The Rooster of Barcelos: A Symbol of Honesty, Faith, Fairness & Luck

The Rooster of BarcelasThe best known legend of Portugal is “The Rooster of Barcelos”.  This is an ancient tale spans as far back as the 13th century and tells the story of a pilgrim accused of stealing silver and sentenced to death.

According to the tale, the inhabitants of Barcelos were very upset about a terrible crime that had gone unsolved.  As alarm was growing, a pilgrim on his way to fulfill a promise had the bad fortune to pass through the city.

Being a stranger, suspicion immediately fell on him, even though he swore his innocence.  He was accused of the crime and condemned to be hung.

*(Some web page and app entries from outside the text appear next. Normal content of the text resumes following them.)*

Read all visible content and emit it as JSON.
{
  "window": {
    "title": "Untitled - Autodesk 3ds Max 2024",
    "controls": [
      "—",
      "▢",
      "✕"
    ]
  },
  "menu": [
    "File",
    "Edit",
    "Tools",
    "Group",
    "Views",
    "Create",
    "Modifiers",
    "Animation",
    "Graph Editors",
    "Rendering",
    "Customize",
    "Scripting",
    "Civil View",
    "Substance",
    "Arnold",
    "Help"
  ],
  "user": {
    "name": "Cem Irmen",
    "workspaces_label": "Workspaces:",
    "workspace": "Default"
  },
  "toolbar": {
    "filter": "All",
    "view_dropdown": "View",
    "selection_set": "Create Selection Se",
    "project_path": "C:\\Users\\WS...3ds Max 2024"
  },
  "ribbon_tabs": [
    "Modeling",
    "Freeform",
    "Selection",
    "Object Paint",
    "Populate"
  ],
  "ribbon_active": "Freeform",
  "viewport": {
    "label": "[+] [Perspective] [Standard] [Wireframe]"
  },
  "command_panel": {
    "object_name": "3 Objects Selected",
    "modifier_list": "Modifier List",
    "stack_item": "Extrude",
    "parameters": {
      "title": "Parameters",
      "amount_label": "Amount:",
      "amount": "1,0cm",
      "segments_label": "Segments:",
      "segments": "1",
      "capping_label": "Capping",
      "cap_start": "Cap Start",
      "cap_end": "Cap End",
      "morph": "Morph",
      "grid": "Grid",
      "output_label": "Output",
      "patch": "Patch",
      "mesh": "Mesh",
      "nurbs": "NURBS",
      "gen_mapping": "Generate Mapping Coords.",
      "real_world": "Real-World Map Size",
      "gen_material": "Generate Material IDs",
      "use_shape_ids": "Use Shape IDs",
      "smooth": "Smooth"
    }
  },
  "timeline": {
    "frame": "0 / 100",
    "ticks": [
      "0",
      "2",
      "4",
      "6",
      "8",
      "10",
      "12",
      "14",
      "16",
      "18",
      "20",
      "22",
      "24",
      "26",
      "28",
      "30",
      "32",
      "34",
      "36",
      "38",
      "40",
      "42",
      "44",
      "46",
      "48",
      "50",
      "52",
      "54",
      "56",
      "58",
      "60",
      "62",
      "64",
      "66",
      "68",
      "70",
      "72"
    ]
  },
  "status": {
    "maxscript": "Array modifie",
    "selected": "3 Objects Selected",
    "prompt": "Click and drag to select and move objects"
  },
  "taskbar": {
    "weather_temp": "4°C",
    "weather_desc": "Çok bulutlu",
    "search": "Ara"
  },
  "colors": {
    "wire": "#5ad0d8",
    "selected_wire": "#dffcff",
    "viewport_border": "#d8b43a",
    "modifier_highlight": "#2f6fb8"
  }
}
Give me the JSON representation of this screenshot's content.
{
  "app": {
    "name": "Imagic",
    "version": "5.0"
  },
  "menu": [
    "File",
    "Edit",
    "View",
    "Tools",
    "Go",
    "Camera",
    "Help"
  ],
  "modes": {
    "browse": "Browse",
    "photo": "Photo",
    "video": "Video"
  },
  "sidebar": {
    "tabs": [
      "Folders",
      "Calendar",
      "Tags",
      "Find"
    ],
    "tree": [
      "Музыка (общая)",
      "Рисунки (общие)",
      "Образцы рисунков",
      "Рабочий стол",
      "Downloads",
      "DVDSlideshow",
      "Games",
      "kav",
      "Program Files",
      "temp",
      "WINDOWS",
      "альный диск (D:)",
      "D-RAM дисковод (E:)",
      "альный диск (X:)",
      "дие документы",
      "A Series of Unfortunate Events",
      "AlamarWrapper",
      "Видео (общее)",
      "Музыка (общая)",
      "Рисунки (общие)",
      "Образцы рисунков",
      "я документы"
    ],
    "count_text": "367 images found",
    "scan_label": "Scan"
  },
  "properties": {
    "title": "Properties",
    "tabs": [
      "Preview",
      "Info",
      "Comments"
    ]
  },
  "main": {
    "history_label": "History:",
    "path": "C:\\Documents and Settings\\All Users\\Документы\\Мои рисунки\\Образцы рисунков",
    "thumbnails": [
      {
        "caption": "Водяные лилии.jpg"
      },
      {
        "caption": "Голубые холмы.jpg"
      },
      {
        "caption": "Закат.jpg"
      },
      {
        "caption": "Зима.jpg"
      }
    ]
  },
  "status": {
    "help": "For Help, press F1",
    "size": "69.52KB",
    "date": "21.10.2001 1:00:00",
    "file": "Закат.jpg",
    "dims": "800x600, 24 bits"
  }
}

As he was being led to the gallows, he made a last request to be taken into the presence of the judge who condemned him.  His request was granted and he was brought to the magistrate’s residence during a dinner party.

The pilgrim swore his innocence before the unbelieving eyes of the judge and his guests.  Unexpectedly, the pilgrim pointed to the roasted rooster on the table and said, “I tell you now that as proof of my innocence, this cock will crow at the hour of my hanging.”

His proclamation was met with laughter and mocking comments.  Nonetheless, no one at the party dared to touch the rooster.

As the sentence was being carried out, the roasted rooster stood up on the table and crowed.  No one doubted the innocence of the condemned man and he was freed, just as the cord was tightening around his neck.

As legend goes, some years later, the pilgrim returned to Barcelos to sculpt the Calvary (or Crucifix) to the Lord of the Rooster (Portuguese, “Cruzeiro do Senhor do Galo“) in praise to the Virgin Mary and to Saint James. The monument is located in the Archeological Museum of Barcelos.

For centuries, this tale has stood for Honesty, Faith, Fairness and Luck.

  • Honesty because the pilgrim was innocent; he did not steal and expressed this truthfully.  This honesty was eventually rewarded by a miracle that saved his life.
  • Faith in the power of God; if it weren’t for the pilgrims pious faith, the story may have had a different ending for him
  • Fairness and refrain from believing unproven accusations and unjust snap judgments of our fellow-man.
  • Luck because it was a rooster that saved the pilgrim’s life.

Today this symbol is still regarded as Good Luck around the world.

Advertisements

Leave a Reply

Fill in your details below or click an icon to log in:

WordPress.com Logo

You are commenting using your WordPress.com account. Log Out / Change )

Twitter picture

You are commenting using your Twitter account. Log Out / Change )

Facebook photo

You are commenting using your Facebook account. Log Out / Change )

Google+ photo

You are commenting using your Google+ account. Log Out / Change )

Connecting to %s